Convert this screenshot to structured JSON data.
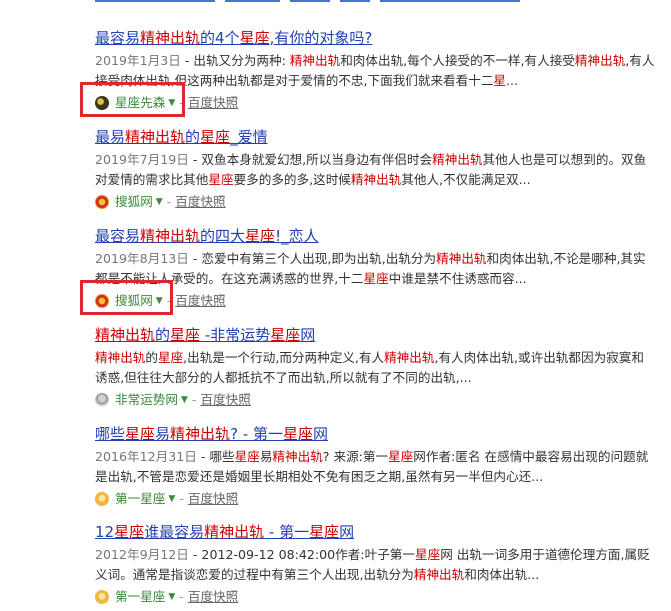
{
  "results": [
    {
      "title_parts": [
        {
          "t": "最容易",
          "e": false
        },
        {
          "t": "精神出轨",
          "e": true
        },
        {
          "t": "的4个",
          "e": false
        },
        {
          "t": "星座",
          "e": true
        },
        {
          "t": ",有你的对象吗?",
          "e": false
        }
      ],
      "date": "2019年1月3日",
      "abstract_parts": [
        {
          "t": " - 出轨又分为两种: ",
          "e": false
        },
        {
          "t": "精神出轨",
          "e": true
        },
        {
          "t": "和肉体出轨,每个人接受的不一样,有人接受",
          "e": false
        },
        {
          "t": "精神出轨",
          "e": true
        },
        {
          "t": ",有人接受肉体出轨,但这两种出轨都是对于爱情的不忠,下面我们就来看看十二",
          "e": false
        },
        {
          "t": "星",
          "e": true
        },
        {
          "t": "...",
          "e": false
        }
      ],
      "source": "星座先森",
      "snapshot": "百度快照",
      "icon": "star-sir-icon"
    },
    {
      "title_parts": [
        {
          "t": "最易",
          "e": false
        },
        {
          "t": "精神出轨",
          "e": true
        },
        {
          "t": "的",
          "e": false
        },
        {
          "t": "星座",
          "e": true
        },
        {
          "t": "_爱情",
          "e": false
        }
      ],
      "date": "2019年7月19日",
      "abstract_parts": [
        {
          "t": " - 双鱼本身就爱幻想,所以当身边有伴侣时会",
          "e": false
        },
        {
          "t": "精神出轨",
          "e": true
        },
        {
          "t": "其他人也是可以想到的。双鱼对爱情的需求比其他",
          "e": false
        },
        {
          "t": "星座",
          "e": true
        },
        {
          "t": "要多的多的多,这时候",
          "e": false
        },
        {
          "t": "精神出轨",
          "e": true
        },
        {
          "t": "其他人,不仅能满足双...",
          "e": false
        }
      ],
      "source": "搜狐网",
      "snapshot": "百度快照",
      "icon": "sohu-icon"
    },
    {
      "title_parts": [
        {
          "t": "最容易",
          "e": false
        },
        {
          "t": "精神出轨",
          "e": true
        },
        {
          "t": "的四大",
          "e": false
        },
        {
          "t": "星座",
          "e": true
        },
        {
          "t": "!_恋人",
          "e": false
        }
      ],
      "date": "2019年8月13日",
      "abstract_parts": [
        {
          "t": " - 恋爱中有第三个人出现,即为出轨,出轨分为",
          "e": false
        },
        {
          "t": "精神出轨",
          "e": true
        },
        {
          "t": "和肉体出轨,不论是哪种,其实都是不能让人承受的。在这充满诱惑的世界,十二",
          "e": false
        },
        {
          "t": "星座",
          "e": true
        },
        {
          "t": "中谁是禁不住诱惑而容...",
          "e": false
        }
      ],
      "source": "搜狐网",
      "snapshot": "百度快照",
      "icon": "sohu-icon"
    },
    {
      "title_parts": [
        {
          "t": "精神出轨",
          "e": true
        },
        {
          "t": "的",
          "e": false
        },
        {
          "t": "星座",
          "e": true
        },
        {
          "t": " -非常运势",
          "e": false
        },
        {
          "t": "星座",
          "e": true
        },
        {
          "t": "网",
          "e": false
        }
      ],
      "date": "",
      "abstract_parts": [
        {
          "t": "精神出轨",
          "e": true
        },
        {
          "t": "的",
          "e": false
        },
        {
          "t": "星座",
          "e": true
        },
        {
          "t": ",出轨是一个行动,而分两种定义,有人",
          "e": false
        },
        {
          "t": "精神出轨",
          "e": true
        },
        {
          "t": ",有人肉体出轨,或许出轨都因为寂寞和诱惑,但往往大部分的人都抵抗不了而出轨,所以就有了不同的出轨,...",
          "e": false
        }
      ],
      "source": "非常运势网",
      "snapshot": "百度快照",
      "icon": "fate-icon"
    },
    {
      "title_parts": [
        {
          "t": "哪些",
          "e": false
        },
        {
          "t": "星座",
          "e": true
        },
        {
          "t": "易",
          "e": false
        },
        {
          "t": "精神出轨",
          "e": true
        },
        {
          "t": "? - 第一",
          "e": false
        },
        {
          "t": "星座",
          "e": true
        },
        {
          "t": "网",
          "e": false
        }
      ],
      "date": "2016年12月31日",
      "abstract_parts": [
        {
          "t": " - 哪些",
          "e": false
        },
        {
          "t": "星座",
          "e": true
        },
        {
          "t": "易",
          "e": false
        },
        {
          "t": "精神出轨",
          "e": true
        },
        {
          "t": "? 来源:第一",
          "e": false
        },
        {
          "t": "星座",
          "e": true
        },
        {
          "t": "网作者:匿名 在感情中最容易出现的问题就是出轨,不管是恋爱还是婚姻里长期相处不免有困乏之期,虽然有另一半但内心还...",
          "e": false
        }
      ],
      "source": "第一星座",
      "snapshot": "百度快照",
      "icon": "first-star-icon"
    },
    {
      "title_parts": [
        {
          "t": "12",
          "e": false
        },
        {
          "t": "星座",
          "e": true
        },
        {
          "t": "谁最容易",
          "e": false
        },
        {
          "t": "精神出轨",
          "e": true
        },
        {
          "t": " - 第一",
          "e": false
        },
        {
          "t": "星座",
          "e": true
        },
        {
          "t": "网",
          "e": false
        }
      ],
      "date": "2012年9月12日",
      "abstract_parts": [
        {
          "t": " - 2012-09-12 08:42:00作者:叶子第一",
          "e": false
        },
        {
          "t": "星座",
          "e": true
        },
        {
          "t": "网 出轨一词多用于道德伦理方面,属贬义词。通常是指谈恋爱的过程中有第三个人出现,出轨分为",
          "e": false
        },
        {
          "t": "精神出轨",
          "e": true
        },
        {
          "t": "和肉体出轨...",
          "e": false
        }
      ],
      "source": "第一星座",
      "snapshot": "百度快照",
      "icon": "first-star-icon"
    }
  ],
  "colors": {
    "title": "#2440b3",
    "highlight": "#cc0000",
    "source": "#3a8a3a",
    "annotation_box": "#e0262f"
  }
}
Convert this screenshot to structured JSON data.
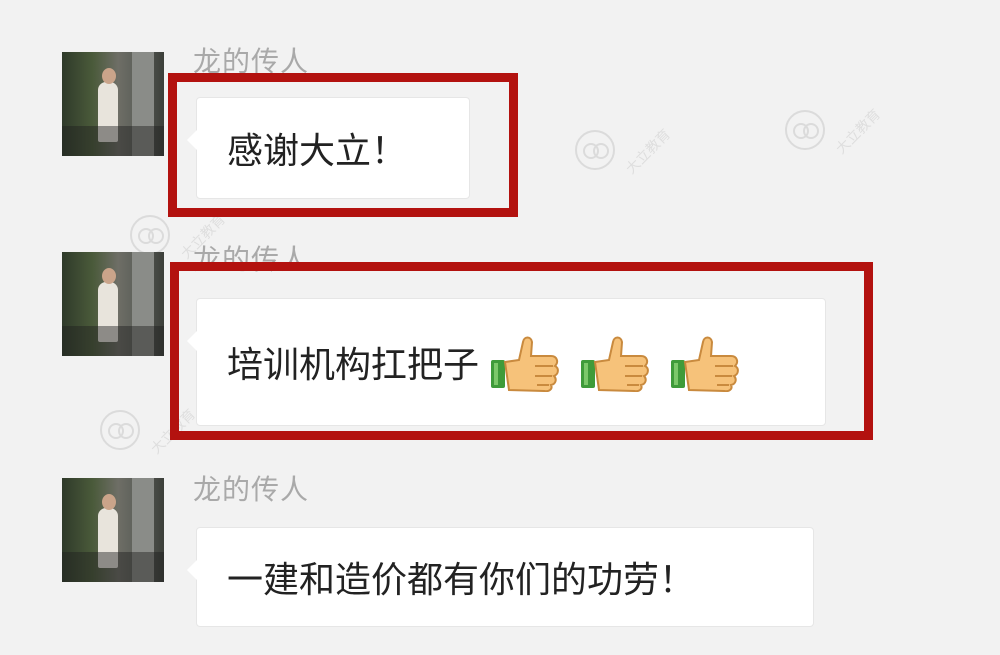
{
  "chat": {
    "messages": [
      {
        "sender": "龙的传人",
        "text": "感谢大立！",
        "highlighted": true
      },
      {
        "sender": "龙的传人",
        "text": "培训机构扛把子",
        "emoji": [
          "thumbs-up",
          "thumbs-up",
          "thumbs-up"
        ],
        "highlighted": true
      },
      {
        "sender": "龙的传人",
        "text": "一建和造价都有你们的功劳！",
        "highlighted": false
      }
    ]
  },
  "watermark": {
    "text": "大立教育"
  },
  "colors": {
    "highlight": "#b3120f",
    "sender": "#a9a9a9",
    "background": "#f2f2f2"
  }
}
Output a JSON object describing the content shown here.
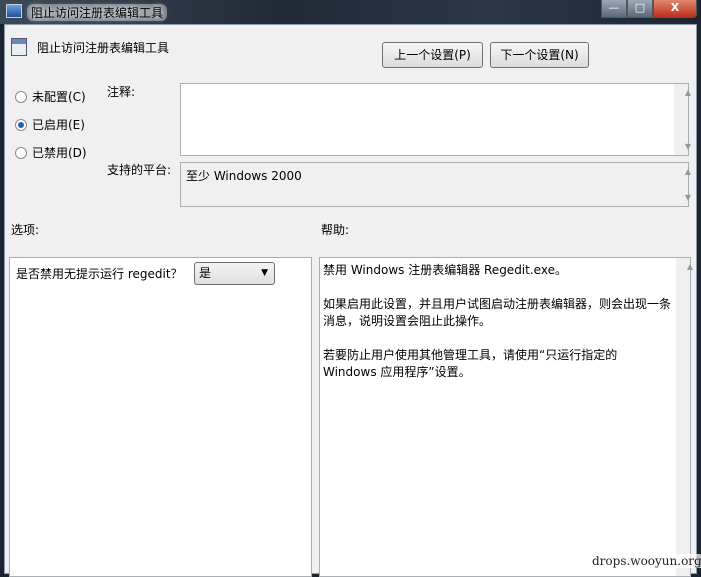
{
  "window": {
    "title": "阻止访问注册表编辑工具",
    "minimize": "—",
    "maximize": "□",
    "close": "X"
  },
  "header": {
    "title": "阻止访问注册表编辑工具",
    "prev_button": "上一个设置(P)",
    "next_button": "下一个设置(N)"
  },
  "state": {
    "options": [
      {
        "label": "未配置(C)",
        "selected": false
      },
      {
        "label": "已启用(E)",
        "selected": true
      },
      {
        "label": "已禁用(D)",
        "selected": false
      }
    ]
  },
  "comment": {
    "label": "注释:",
    "value": ""
  },
  "platform": {
    "label": "支持的平台:",
    "value": "至少 Windows 2000"
  },
  "options_panel": {
    "label": "选项:",
    "question": "是否禁用无提示运行 regedit？",
    "select_value": "是"
  },
  "help_panel": {
    "label": "帮助:",
    "paragraphs": [
      "禁用 Windows 注册表编辑器 Regedit.exe。",
      "如果启用此设置，并且用户试图启动注册表编辑器，则会出现一条消息，说明设置会阻止此操作。",
      "若要防止用户使用其他管理工具，请使用“只运行指定的 Windows 应用程序”设置。"
    ]
  },
  "watermark": "drops.wooyun.org"
}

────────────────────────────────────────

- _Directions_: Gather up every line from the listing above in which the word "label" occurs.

- _Task response_:
        "label": "未配置(C)",
        "label": "已启用(E)",
        "label": "已禁用(D)",
    "label": "注释:",
    "label": "支持的平台:",
    "label": "选项:",
    "label": "帮助:",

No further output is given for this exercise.